Karen Weintraub, Special for USA TODAY
In a step that has implications for stem cell research, human biology and the treatment of disease, researchers in Japan and at Harvard University have managed to turn adult cells back into flexible stem cells without changing their DNA.
The researchers discovered that they could put cells in various challenging circumstances - including in acidic solutions and under physical pressure - and turn mature blood cells into cells that were capable of turning into virtually any cell in the body.
The research, published today in the journal Nature, was in mice. If it can be repeated in people, it has the potential to transform research using stem cells to treat disease, and it may lead to a new understanding of how the body heals from injury, said Charles Vacanti, the Harvard Medical School stem cell and tissue engineering biologist who led the research.
Biology textbooks say that once a cell matures to serve a specific role, like, say a red blood cell, it can never go back into a less mature state. Vacanti and his colleagues say their new research upends that dogma.
"This study demonstrates that any mature cell when placed in the right environment can go back, become a stem cell, which then has the potential to become any cell needed by that tissue," said Vacanti, also of Brigham and Women's Hospital in Boston.
He believes that that process happens naturally in the body after injury, and the more significant the injury, the farther back these cells will revert. "With a very significant injury, you will cause it to revert clear back to what is basically an embryonic stem cell," he said.
In an early embryo, all cells are stem cells, capable of turning into any cell in the body. As the fetus develops, those cells differentiate into cells with specific functions in muscles, blood, organs, etc. Some of those mature cells develop diseases and injuries. The promise of stem cells - as yet largely unrealized - is to provide patients with healthy versions of their own cells that can then repair damage and reverse disease.
Most people are familiar with stem cell research because until 2006, embryos had to be destroyed to study them.
Then, Japanese researcher Shinya Yamanaka developed a strategy for tinkering with adult cells, reverting them to stem cells.
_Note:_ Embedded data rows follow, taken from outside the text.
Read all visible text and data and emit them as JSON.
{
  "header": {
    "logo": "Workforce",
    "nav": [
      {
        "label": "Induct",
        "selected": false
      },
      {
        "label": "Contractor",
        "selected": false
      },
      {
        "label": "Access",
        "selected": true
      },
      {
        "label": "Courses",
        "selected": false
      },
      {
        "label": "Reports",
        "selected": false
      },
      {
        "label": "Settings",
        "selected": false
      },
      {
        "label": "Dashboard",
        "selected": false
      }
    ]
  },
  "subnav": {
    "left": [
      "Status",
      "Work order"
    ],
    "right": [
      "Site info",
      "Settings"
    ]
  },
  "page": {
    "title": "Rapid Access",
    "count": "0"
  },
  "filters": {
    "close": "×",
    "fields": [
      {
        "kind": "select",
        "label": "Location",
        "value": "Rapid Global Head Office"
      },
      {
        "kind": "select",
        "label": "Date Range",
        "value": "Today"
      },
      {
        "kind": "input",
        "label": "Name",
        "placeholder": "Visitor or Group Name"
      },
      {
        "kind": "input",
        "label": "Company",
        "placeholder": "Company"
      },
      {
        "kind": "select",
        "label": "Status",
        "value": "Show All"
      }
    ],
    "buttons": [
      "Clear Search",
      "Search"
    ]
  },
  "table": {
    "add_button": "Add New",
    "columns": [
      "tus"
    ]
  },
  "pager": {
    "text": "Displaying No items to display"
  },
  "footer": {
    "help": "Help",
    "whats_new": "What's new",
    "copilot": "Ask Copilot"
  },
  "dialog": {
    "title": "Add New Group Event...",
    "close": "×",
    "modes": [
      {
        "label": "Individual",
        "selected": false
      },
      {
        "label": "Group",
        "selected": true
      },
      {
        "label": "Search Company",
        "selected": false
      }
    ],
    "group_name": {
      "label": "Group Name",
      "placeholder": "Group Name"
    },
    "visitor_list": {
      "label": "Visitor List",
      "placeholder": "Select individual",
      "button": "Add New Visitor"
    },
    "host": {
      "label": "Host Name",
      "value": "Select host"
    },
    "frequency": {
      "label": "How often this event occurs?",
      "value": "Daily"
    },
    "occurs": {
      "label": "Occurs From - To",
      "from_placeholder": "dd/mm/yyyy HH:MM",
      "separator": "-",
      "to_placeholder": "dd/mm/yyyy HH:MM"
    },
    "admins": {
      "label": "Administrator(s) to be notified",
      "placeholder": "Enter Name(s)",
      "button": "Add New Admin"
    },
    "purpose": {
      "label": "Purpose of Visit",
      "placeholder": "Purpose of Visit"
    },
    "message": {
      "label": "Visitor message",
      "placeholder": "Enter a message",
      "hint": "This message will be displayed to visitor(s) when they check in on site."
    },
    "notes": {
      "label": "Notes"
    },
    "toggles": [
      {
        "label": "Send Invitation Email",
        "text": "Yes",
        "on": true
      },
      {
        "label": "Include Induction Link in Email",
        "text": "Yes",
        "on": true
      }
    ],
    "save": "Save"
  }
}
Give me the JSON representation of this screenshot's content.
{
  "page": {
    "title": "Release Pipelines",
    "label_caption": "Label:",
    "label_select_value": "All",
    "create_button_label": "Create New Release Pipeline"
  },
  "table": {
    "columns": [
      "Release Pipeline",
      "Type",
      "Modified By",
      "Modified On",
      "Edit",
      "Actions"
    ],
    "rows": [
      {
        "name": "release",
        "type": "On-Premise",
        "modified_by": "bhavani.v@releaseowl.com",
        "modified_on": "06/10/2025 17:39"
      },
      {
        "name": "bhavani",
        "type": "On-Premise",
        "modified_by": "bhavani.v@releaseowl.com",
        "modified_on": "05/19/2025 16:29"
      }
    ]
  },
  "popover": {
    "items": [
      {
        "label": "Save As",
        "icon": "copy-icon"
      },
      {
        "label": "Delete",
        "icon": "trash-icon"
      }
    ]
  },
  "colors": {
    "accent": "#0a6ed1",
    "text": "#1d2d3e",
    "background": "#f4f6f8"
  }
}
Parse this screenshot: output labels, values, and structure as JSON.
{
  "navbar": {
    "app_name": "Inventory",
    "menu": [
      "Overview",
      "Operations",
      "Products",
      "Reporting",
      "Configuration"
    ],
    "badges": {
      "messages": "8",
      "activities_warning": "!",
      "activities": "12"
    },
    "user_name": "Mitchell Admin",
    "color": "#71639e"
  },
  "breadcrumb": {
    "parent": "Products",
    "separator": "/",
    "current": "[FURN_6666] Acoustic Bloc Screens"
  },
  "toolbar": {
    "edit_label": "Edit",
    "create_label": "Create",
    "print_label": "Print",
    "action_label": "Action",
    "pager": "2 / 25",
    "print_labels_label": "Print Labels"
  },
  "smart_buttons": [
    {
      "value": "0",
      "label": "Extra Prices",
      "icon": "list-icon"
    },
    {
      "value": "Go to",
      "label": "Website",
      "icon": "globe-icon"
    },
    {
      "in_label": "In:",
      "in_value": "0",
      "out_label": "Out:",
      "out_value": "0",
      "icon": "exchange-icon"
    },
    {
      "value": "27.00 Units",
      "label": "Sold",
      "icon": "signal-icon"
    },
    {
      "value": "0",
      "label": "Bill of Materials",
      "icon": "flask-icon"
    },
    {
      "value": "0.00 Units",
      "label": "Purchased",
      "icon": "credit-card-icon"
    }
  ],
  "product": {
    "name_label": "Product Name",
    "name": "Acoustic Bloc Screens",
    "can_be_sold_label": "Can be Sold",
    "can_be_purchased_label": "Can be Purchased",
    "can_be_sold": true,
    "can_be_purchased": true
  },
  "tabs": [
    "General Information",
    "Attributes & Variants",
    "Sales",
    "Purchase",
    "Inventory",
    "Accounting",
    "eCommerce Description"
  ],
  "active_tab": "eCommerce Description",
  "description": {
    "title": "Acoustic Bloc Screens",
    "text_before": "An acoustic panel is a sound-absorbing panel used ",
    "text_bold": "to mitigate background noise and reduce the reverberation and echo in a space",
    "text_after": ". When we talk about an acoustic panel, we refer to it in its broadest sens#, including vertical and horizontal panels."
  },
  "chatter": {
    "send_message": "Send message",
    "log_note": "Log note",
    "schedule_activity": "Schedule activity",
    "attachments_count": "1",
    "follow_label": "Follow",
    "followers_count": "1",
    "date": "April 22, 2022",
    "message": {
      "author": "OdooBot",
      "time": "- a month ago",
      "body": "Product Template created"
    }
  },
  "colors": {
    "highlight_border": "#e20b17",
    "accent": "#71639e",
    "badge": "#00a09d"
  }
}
This has led to dramatic advances in the field, but because his approach required changes to the genetic material in a cell's nucleus, researchers have been anxious about using these cells in patients.
If stem cells can be created simply by bathing adult cells in a low-pH solution or putting them under physical pressure, that would make research simpler and more applicable to the real world, according to several researchers not involved in the new work.
"It would be a game changer in the sense that we think of cell reprogramming as an artificial process that requires complicated genetic manipulation," said Ricardo Dolmetsch, Global Head of Neuroscience at the Novartis Institutes for Biomedical Research, a Cambridge, Mass.-based arm of the drug company. "From a practical point of view, if all it takes is a a change in pH and a change in cell culture conditions, then this will make the process of making stem cells a lot simpler and lot easier to scale."
In the two papers published today, the researchers, including several from the RIKEN Center for Developmental Biology in Kobe, Japan, produced cells they call stimulus-triggered acquisition of pluripotency or STAP cells, by putting white blood cells under various stressors, including a low-pH, acidic solution for five minutes, and physical pressure. Vacanti said they tested five other conditions similar to those that happen in the human body during injury, and he thinks some combination of these factors will turn out to be most efficient at creating stem cells.
Although the research so far has been in mice, Vacanti said he recently created what appear to be STAP cells from human skin cells. That research needs to be replicated and peer reviewed before it is considered valid.
Rudolf Jaenisch, a stem cell biologist at the Whitehead Institute at the Massachusetts Institute of Technology, said he found the team's results quite surprising and cautions that more research is needed before the potential of this new approach can be understood. "I think it's a first step," he said. "Quite a lot of questions were unresolved."